*** Opening MATERIAL FOR THIS TASK ***

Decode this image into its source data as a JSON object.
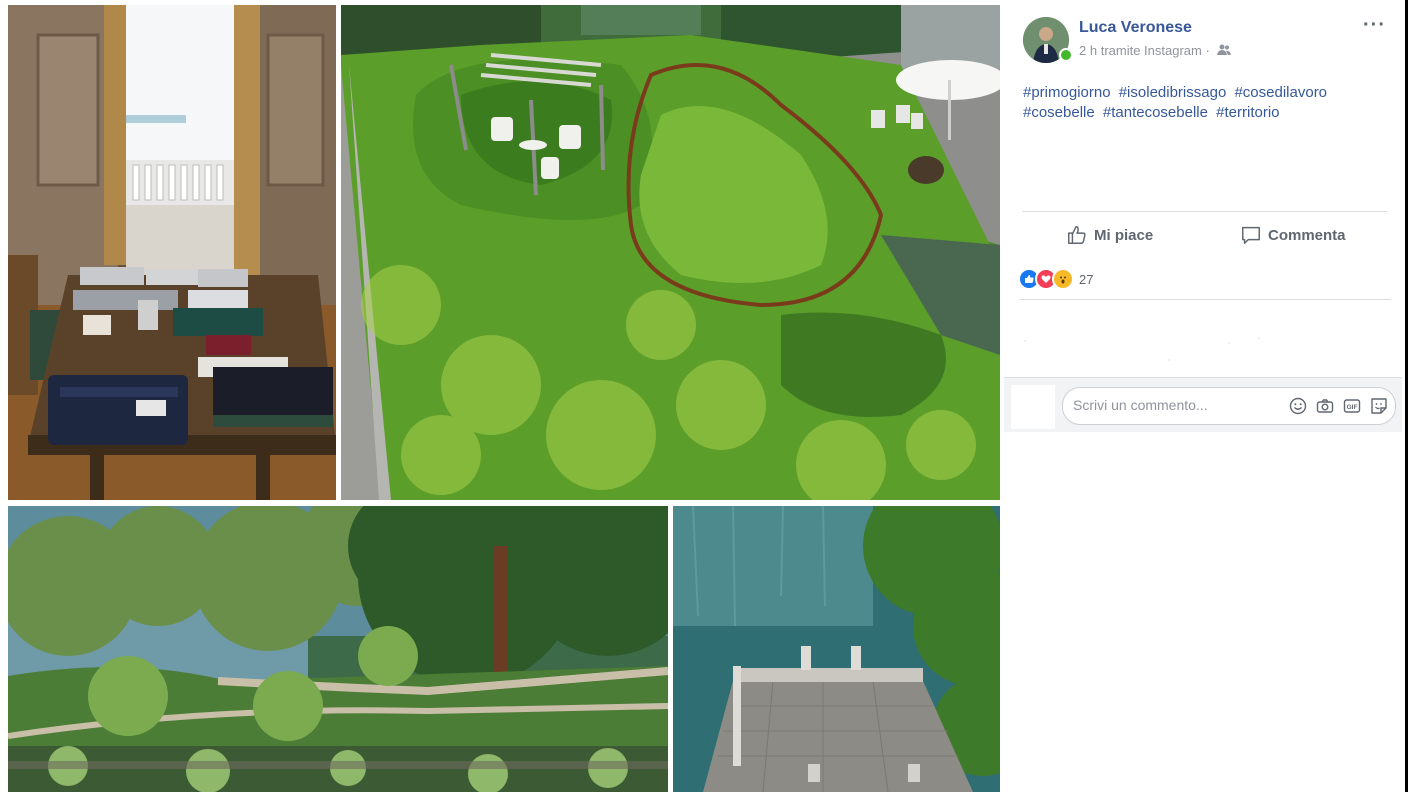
{
  "post": {
    "author": "Luca Veronese",
    "time": "2 h",
    "via": "tramite Instagram",
    "separator": "·",
    "more_label": "···",
    "hashtags": [
      "#primogiorno",
      "#isoledibrissago",
      "#cosedilavoro",
      "#cosebelle",
      "#tantecosebelle",
      "#territorio"
    ]
  },
  "actions": {
    "like_label": "Mi piace",
    "comment_label": "Commenta"
  },
  "reactions": {
    "count": "27",
    "types": [
      "like",
      "love",
      "wow"
    ]
  },
  "comment": {
    "placeholder": "Scrivi un commento...",
    "gif_label": "GIF"
  },
  "icons": {
    "avatar": "profile-photo-icon",
    "audience": "friends-icon",
    "like": "thumbs-up-icon",
    "comment": "speech-bubble-icon",
    "emoji": "smiley-icon",
    "camera": "camera-icon",
    "gif": "gif-icon",
    "sticker": "sticker-icon"
  },
  "colors": {
    "link": "#385898",
    "muted": "#90949c",
    "online": "#42b72a",
    "like_blue": "#1877f2",
    "love_red": "#f33e58",
    "wow_yellow": "#f7b928"
  },
  "photos": [
    {
      "name": "office-desk-photo"
    },
    {
      "name": "rooftop-garden-photo"
    },
    {
      "name": "lakeside-garden-photo"
    },
    {
      "name": "lake-terrace-photo"
    }
  ]
}
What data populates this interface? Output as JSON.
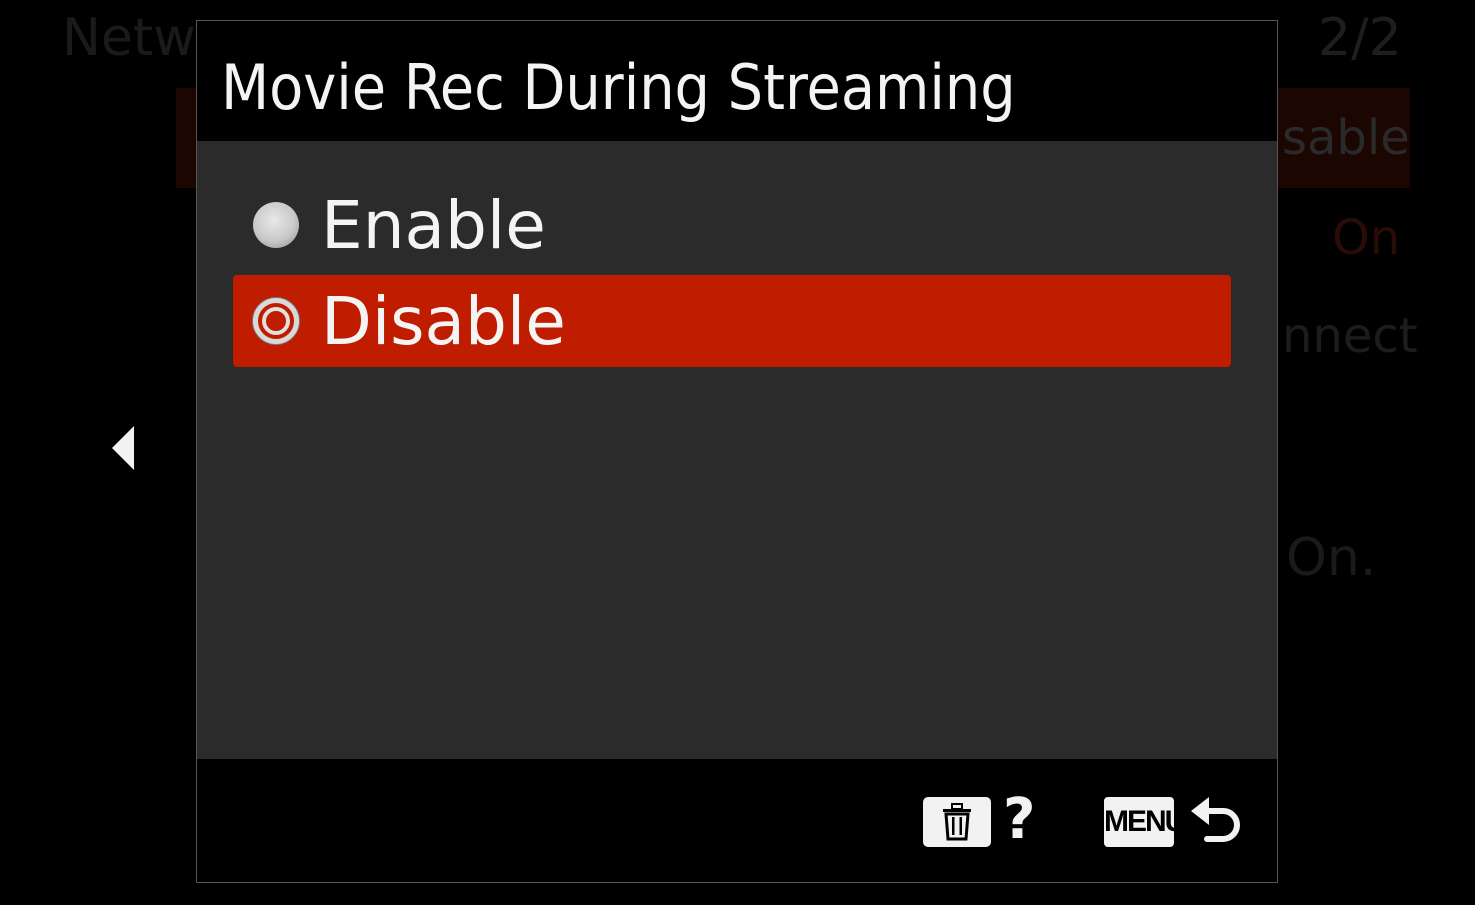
{
  "background": {
    "title_fragment": "Netwo",
    "page_indicator": "2/2",
    "value_1": "sable",
    "value_2": "On",
    "value_3": "nnect",
    "value_4": "On."
  },
  "dialog": {
    "title": "Movie Rec During Streaming",
    "options": [
      {
        "label": "Enable",
        "selected": false
      },
      {
        "label": "Disable",
        "selected": true
      }
    ],
    "footer": {
      "help_label": "?",
      "menu_label": "MENU"
    }
  },
  "colors": {
    "highlight": "#c01c00",
    "body_bg": "#2b2b2b",
    "text": "#f4f4f4"
  }
}
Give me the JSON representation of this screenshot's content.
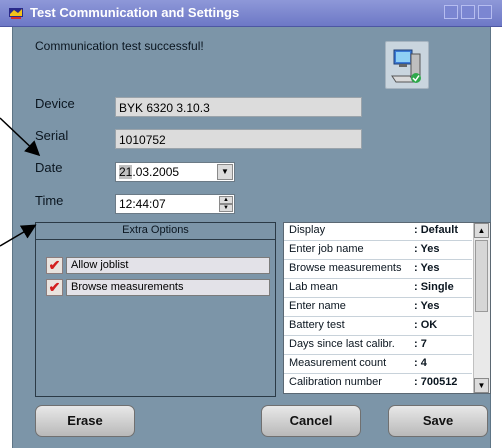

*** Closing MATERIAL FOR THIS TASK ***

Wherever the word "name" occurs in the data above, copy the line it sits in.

◆ **OUTPUT**:
      "name": "office-desk-photo"
      "name": "rooftop-garden-photo"
      "name": "lakeside-garden-photo"
      "name": "lake-terrace-photo"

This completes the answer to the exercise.